Today, the idea that the Himalayas have the world’s tallest peaks—by a large margin—is entirely uncontroversial. Just about anyone can name Mount Everest and K2 as the world’s tallest and second-tallest mountains respectively.
But the idea that this mountain range had the highest summits used to be quite controversial. Mountaineers claimed that the Himalayas could not be taller than peaks in Europe or South America, like Ecuador’s Chimborazo. Even when it was proven that the Himalayas were taller, mountaineers would praise the aesthetic quality of European and South American peaks—essentially giving the 19th-century equivalent of “height isn’t everything”.
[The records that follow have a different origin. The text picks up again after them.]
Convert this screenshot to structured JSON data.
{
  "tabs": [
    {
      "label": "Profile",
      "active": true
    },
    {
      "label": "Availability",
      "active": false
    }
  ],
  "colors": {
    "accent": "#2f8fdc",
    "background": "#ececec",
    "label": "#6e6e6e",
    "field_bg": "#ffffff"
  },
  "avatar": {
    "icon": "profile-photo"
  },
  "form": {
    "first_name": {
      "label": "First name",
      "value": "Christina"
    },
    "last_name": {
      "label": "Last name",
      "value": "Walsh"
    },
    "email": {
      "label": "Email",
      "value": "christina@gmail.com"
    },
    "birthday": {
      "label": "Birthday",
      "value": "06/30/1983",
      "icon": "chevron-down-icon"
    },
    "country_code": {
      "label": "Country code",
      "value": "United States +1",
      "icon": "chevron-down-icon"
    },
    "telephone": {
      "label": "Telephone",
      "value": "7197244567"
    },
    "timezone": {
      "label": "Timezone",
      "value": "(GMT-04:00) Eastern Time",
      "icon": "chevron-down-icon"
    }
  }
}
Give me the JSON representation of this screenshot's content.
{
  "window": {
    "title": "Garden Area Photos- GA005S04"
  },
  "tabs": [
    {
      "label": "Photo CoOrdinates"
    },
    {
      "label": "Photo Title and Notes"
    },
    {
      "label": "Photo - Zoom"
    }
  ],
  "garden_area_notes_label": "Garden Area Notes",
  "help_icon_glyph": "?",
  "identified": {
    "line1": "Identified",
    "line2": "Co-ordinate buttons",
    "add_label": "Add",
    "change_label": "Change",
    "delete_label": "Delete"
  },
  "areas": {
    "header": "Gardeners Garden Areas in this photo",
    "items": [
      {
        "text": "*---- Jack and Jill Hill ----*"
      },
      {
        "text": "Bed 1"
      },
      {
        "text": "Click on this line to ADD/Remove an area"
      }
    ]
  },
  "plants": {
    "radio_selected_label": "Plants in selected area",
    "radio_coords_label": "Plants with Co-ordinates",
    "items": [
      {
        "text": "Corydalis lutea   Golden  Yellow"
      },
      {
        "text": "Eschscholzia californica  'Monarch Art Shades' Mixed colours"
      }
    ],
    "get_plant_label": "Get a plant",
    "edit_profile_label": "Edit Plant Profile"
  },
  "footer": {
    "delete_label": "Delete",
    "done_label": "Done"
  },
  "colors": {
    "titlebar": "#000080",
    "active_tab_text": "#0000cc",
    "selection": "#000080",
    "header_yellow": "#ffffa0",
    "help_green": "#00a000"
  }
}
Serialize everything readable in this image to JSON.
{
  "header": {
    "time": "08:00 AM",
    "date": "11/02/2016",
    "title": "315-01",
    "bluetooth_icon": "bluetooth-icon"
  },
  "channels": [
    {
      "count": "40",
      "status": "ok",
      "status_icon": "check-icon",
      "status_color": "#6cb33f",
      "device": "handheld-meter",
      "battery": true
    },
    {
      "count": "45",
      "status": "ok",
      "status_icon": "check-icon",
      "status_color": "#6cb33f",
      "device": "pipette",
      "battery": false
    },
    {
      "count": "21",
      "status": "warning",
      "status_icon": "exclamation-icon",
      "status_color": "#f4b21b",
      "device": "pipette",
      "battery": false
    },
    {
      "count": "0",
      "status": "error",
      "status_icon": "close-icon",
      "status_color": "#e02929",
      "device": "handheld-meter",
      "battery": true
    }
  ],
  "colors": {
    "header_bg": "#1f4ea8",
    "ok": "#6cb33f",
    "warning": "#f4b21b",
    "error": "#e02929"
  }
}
That’s merely one of the historical details from Lachlan Fleetwood’s Science on the Roof of the World: Empire and the Remaking of the Himalaya, which studies the first attempts to survey this mountain range. Fleetwood’s book examines not just the expeditions themselves, but also how surveyors procured their equipment, how they handled altitude sickness, and the fossils they found (among other details), in order to analyze the connection between knowledge, the frontier, and empire.
Lachlan Fleetwood is a historian of science, empire, geography and environment. He holds a PhD in history from Cambridge University, and is currently a research fellow at University College Dublin. He is currently developing a new project that examines climatic sciences and environmental determinism in imperial surveys of Central Asia and Mesopotamia in the long 19th century.
In this interview, Lachlan and I talk about the Himalayas, how the first surveyors studied them, and why these early efforts to understand this mountain range are important to how we understand the history of science.